Before the warlords’ defeat, the militias and freelance gunmen were some of the most regular khat customers, but they did not always pay. Sometimes they would shoot khat sellers in the market or ambush them on the road. In one such ambush, Mohammed’s friend was shot and killed beside her.
Nine months ago, Mohammed, under pressure from her family, quit the dangerous trade. She joined a militia, thinking it would be safer, but three months later she found herself in the recent battles for Mogadishu.
“I don’t like to kill people. I don’t like to fight. In battle, you die or kill,” she said. “I was very frightened in battle, but I had to do it for the money.”
In a week’s fighting, 50 men on Mohammed’s side died. Afraid of leaving her family without a breadwinner, she left. But the family has only the dollar a day her mother makes selling tea.
“Now I’m not afraid of being killed, but I still have the problem of survival. I have no job,” she said. Like many women in Mogadishu, she feels less vulnerable to violence, but she is afraid it will be harder to find work under the Islamic regime.
“I don’t see them as something good,” she said. “I’d like to leave Somalia if I can and do business, have a small shop or even a job with a decent salary, like a secretary or a cleaner.”
Anab Mohammed Isaaq, 35, has five children ranging in age from 7 months to 10 years. She wears a white band on her head to signify mourning for her husband, who was killed by a stray bullet in the Mogadishu fighting. She supports the family by selling clothes in the market, earning 50 cents to $1 a day.
She has lived in fear for her two daughters, Nasteexo, 10, and Hamsa, 7. In her neighborhood of metal shacks, militias armed with razor-sharp machetes have come at night and hacked through the walls, stealing girls. A neighbor’s 4-year-old was kidnapped, raped and killed.
“The problems are all on women. That’s why they were complaining and talking to the media,” she said.
Osman, the university dean, said people in Mogadishu, particularly women, were pushed over the edge.
“I think they took as much as they could,” he said. “You accept things and believe you can do nothing, but you get to the point where you say, ‘Enough is enough.’ ”
Like the Taliban in Afghanistan, the Islamic courts won popular support in the mid-1990s by trying to enforce a degree of order, reducing theft and crime. When the courts’ militias recently drove the warlords from Mogadishu, they had the support of the majority.

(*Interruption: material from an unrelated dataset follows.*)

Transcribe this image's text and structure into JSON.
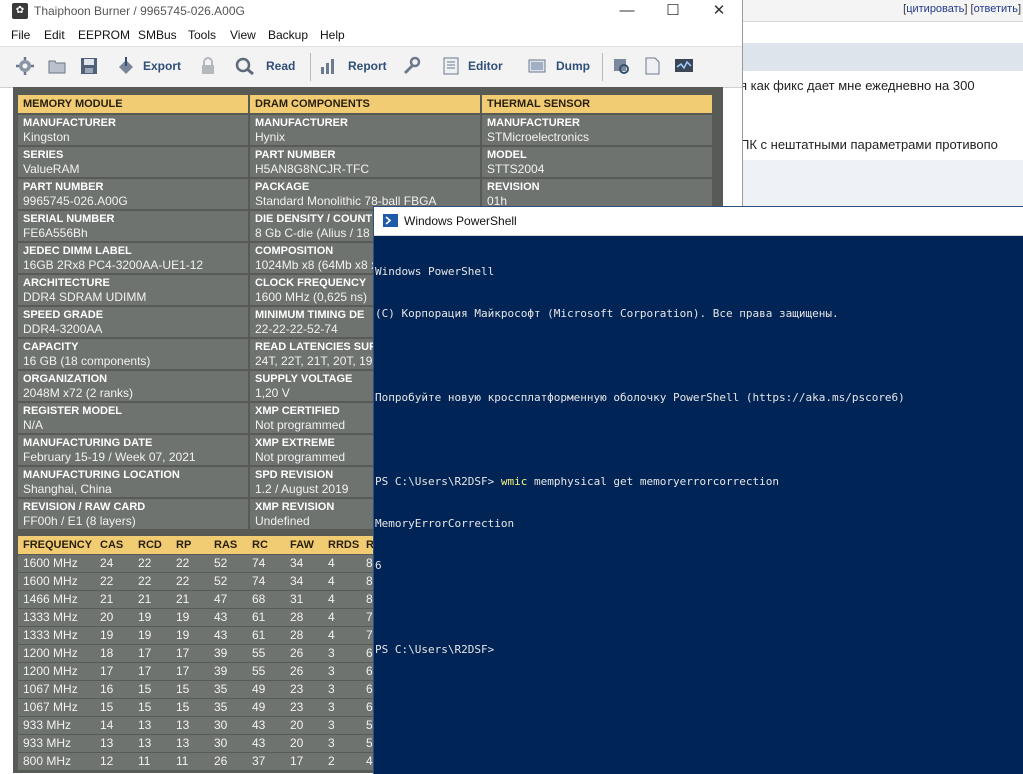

The courts represent various strands of Islam, some more fundamentalist than others, but there are fears that the recent rise of Sheik Hassan Dahir Aweys as chairman of the group could mean more repressive, Taliban-style rules. Aweys took over from the more moderate Sheik Sharif Sheik Ahmed.

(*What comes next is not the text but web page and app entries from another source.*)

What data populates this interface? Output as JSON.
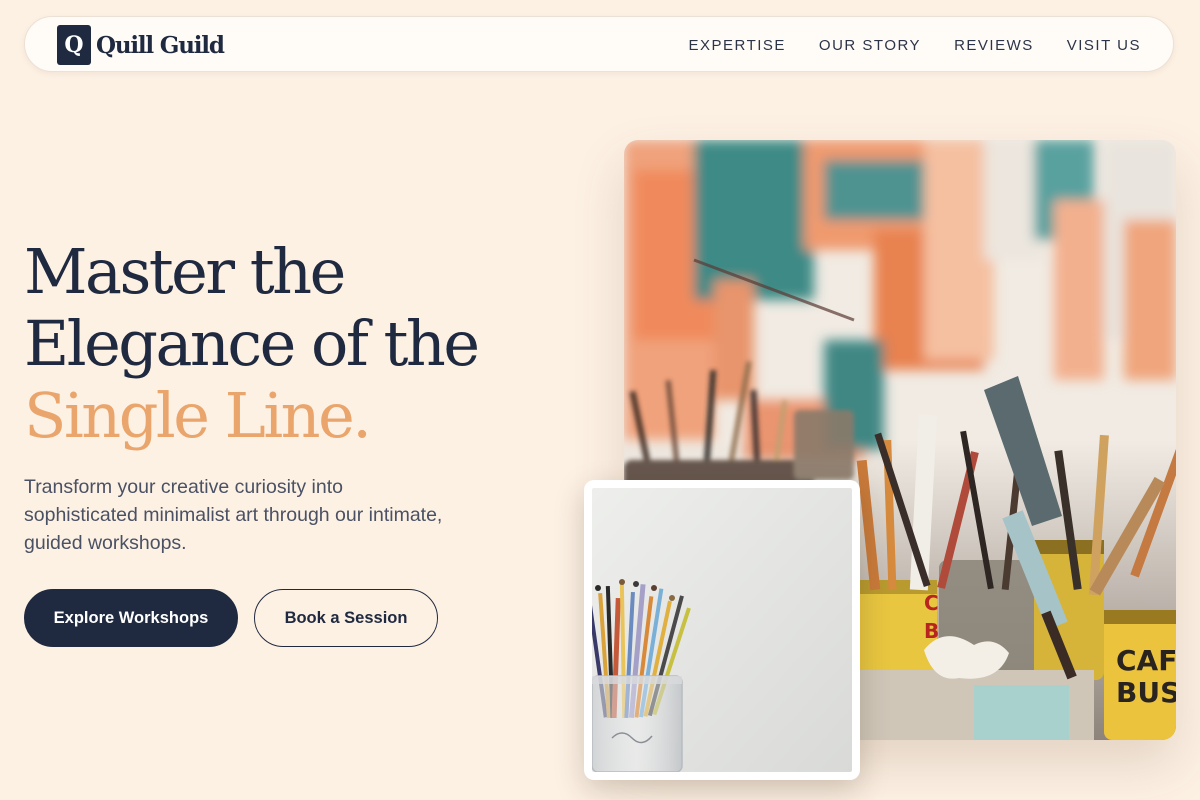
{
  "brand": {
    "logo_letter": "Q",
    "name": "Quill Guild"
  },
  "nav": {
    "items": [
      {
        "label": "EXPERTISE"
      },
      {
        "label": "OUR STORY"
      },
      {
        "label": "REVIEWS"
      },
      {
        "label": "VISIT US"
      }
    ]
  },
  "hero": {
    "headline_line1": "Master the",
    "headline_line2": "Elegance of the",
    "headline_accent": "Single Line.",
    "description": "Transform your creative curiosity into sophisticated minimalist art through our intimate, guided workshops.",
    "primary_button": "Explore Workshops",
    "secondary_button": "Book a Session"
  },
  "images": {
    "main": "photo of paint brushes in cans in front of a painted wall",
    "inset": "photo of paint brushes in a glass jar"
  },
  "colors": {
    "background": "#fdf1e4",
    "navy": "#1f2a40",
    "accent": "#eaa56c"
  }
}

Even under the more moderate leadership, Islamic guards had been stopping minibuses to check women’s clothing and men’s hairstyles.

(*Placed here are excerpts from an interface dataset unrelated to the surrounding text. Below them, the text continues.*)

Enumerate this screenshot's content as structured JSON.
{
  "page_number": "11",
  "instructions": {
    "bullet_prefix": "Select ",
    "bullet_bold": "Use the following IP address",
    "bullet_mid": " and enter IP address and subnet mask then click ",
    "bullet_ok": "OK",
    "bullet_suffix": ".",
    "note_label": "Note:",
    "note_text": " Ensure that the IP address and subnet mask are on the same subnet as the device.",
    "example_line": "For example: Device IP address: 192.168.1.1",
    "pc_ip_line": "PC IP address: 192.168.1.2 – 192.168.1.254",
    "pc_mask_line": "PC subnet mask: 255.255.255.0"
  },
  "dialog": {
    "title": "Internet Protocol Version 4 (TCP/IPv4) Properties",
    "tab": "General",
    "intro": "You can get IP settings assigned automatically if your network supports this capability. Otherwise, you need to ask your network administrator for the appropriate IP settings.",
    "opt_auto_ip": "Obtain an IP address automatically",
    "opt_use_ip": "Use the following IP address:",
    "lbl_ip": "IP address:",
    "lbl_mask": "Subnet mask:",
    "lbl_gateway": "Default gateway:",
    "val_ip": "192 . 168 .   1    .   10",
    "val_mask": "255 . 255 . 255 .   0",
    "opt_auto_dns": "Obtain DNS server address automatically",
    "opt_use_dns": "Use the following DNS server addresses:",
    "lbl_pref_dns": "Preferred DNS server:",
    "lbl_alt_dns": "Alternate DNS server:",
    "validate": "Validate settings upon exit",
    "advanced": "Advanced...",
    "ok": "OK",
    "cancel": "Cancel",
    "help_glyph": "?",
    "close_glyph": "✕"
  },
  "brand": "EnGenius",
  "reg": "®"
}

Islamic guards grabbed Ismahaan Ali Mohammed, 18, an aspiring actress, and hacked her clothing with scissors because it was deemed too tight and un-Islamic.
Wearing heavy eyeliner that exaggerates her beauty, she and her friend Nawaal Mohammed, 18, could not be more different from Maryam Mohammed, the former khat trader. They are self-confident, assertive and eager to soak up the pleasures of youth. But these days they must cover their bright dresses with a hijab.
Nawaal Mohammed has two boyfriends and used to wander the streets in a haze of love, holding hands with the favorite of the moment. They went to the movies. She even kissed them secretly, in their houses or hers.
“Now I’m afraid to be arrested or beaten,” she said. “It’s safer than before, but we have no freedom. We are not happy with this Islamic Sharia law.
“I used to wear pants and a shirt. It’s my style. I felt good. It made me feel beautiful.”
Dixon was recently on assignment in Somalia.